I had the opportunity to meet with a group of high school kids from some tough schools as part of Chicago Ideas Week. They were great: smart and engaged. They had just heard my story, but what made their eyes go wide was my husband. The girls and the boys were stunned that a guy would not only stay through a surgery, but marry someone going in the shadow and valley of death. It made me realize that I have never really posted about what I feel made mine and Yoni's relationship work and what as women we should expect from the men around us. So here are a few things I think were really essential for me and Yoni during our relationship:
1. Neither of us expected it would turn into anything. You know that feeling. You've met a guy and you're pretty sure they're "the one". You match up on paper, you're terribly attracted to him and you've had a sneaky suspicion or a testimony that this is the man you are eventually going to marry. Yoni and I were friends and knew each other for 2 years before we began to date. Once we did, I had a few signs that Yoni might be the man I was supposed to spend my life with and I took NONE of them seriously. We were very different people and even if we were falling in love, the complicating factors were too vast to reconcile. This fact removed any stress from the relationship. We were able to be our selves anf from the beginning we got to know one another instead of being distracted by trying to be the person we thought the other person wanted us to be. Which brings me to point two.
2. Be honest. This doesn't mean telling him each and every family secret on the first date, but as soon as I realized I liked and was getting ready to actually love Yoni, I let him know very clearly what my values were, what my relationship with faith was, how complicated my family was and how serious my disease was. The last thing I was interested in was falling in love with a man who wasn't able to accept that.
3. Know your non-negotiables and be consistent. I'm not talking about tall, dark and handsome. I knew Yoni and I had very different upbringings so I knew I couldn't just expect him to know what was acceptable to me and what wasn't. He actually asked me very early on in our relationship because ... well, because he was a nice person, he loved me and he wasn't interested in hurting me. I sent him a list of behavior and benchmarks -- of things that would have to happen if we were to continue our courtship and things that I was not going to engage in before I was married to someone. I think there was definitely a time where he wanted to figure out what he could get away with. But as time went on, he held to the rules I set as firmly as I did. We also had a clear idea of what progress we needed to make if we were going to continue a relationship.

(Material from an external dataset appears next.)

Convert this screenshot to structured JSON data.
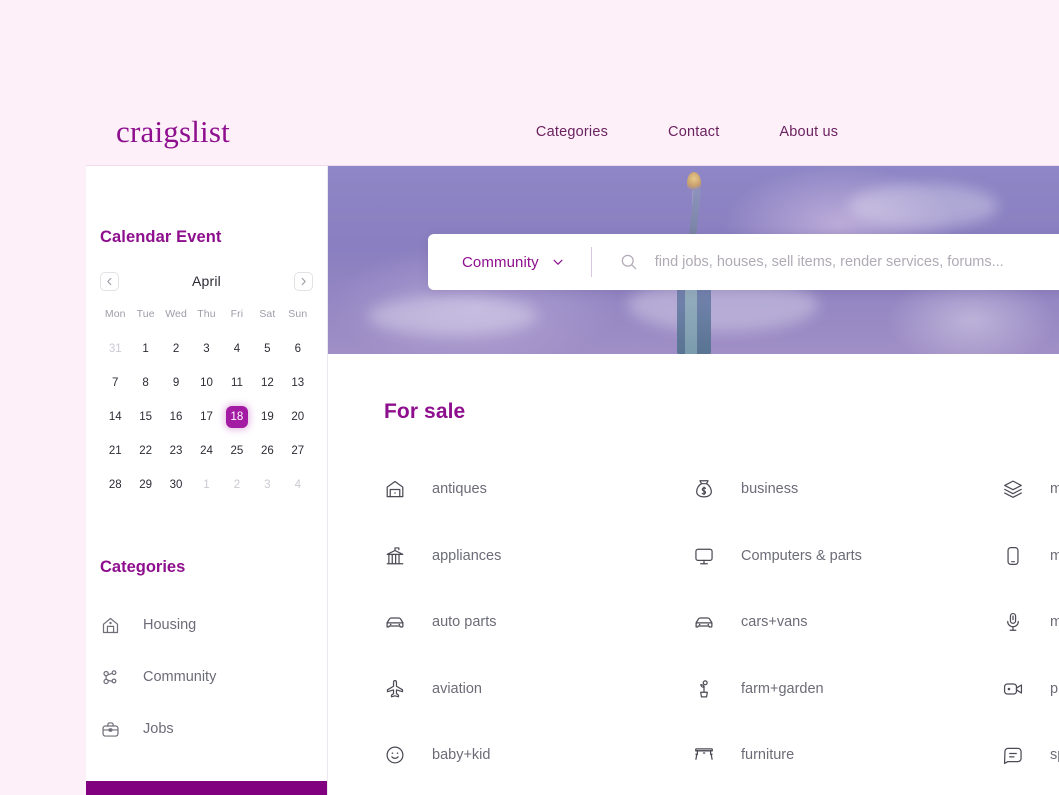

4. Make sure your non-negotiables are compatible or the same. One of the biggest problems in marriages is when people have different and deeply held objectives and goals. Maybe you want tons of kids and the person you're dating doesn't want any. Maybe you have deeply held religious beliefs and your partner can't stand religion. Maybe you want a partner who will be an active part of home life and they have a big career that keeps them very busy. Figure these things before hand. Do some serious soul searching and figure out what you are really willing to compromise on and what you know you will regret in 10 or 20 years. When you're doing this, talk to your friends and your family. They know you as well as anyone. The cloud of love can be quite intoxicating and their advice and guidance can be invaluable. Even if you don't take all of it -- you're looking to marry you're partner, not your mom and your mom might never "get it" -- but see what underlying values you are willing to compromise on and what is sacred. Once you figure out what that second group is, don't compromise. If you do, you'll resent your self and your partner for it.
5. Forgive. There was recently a study on why people get divorced and why people stay together. What they found was married and divorced couples had the exact same problems but some people decided to stay together and some people didn't. There are certainly situations where divorce or leaving someone is absolutely justified and necessary. No one should be subjected to abuse, violence or addiction and sometimes, friends need help and support in leaving an abusive relationship. No one should judge someone else if they leave because of infidelity. In the same breath, no one should judge if someone doesn't leave in the face of infidelity. Forgiveness is the basis of all love and of all meaningful relationships. I am certainly not the most gifted in this one -- ask Yoni -- but Love Story was totally off. Love is kissing and making up. It is being willing to admit you're wrong. It's being willing to forgive when people don't admit it and it's the commitment to make things work despite the 101 reasons it shouldn't. Without practicing this element of true love multiple times a day, a relationship will never survive. With it, love can last for eternity.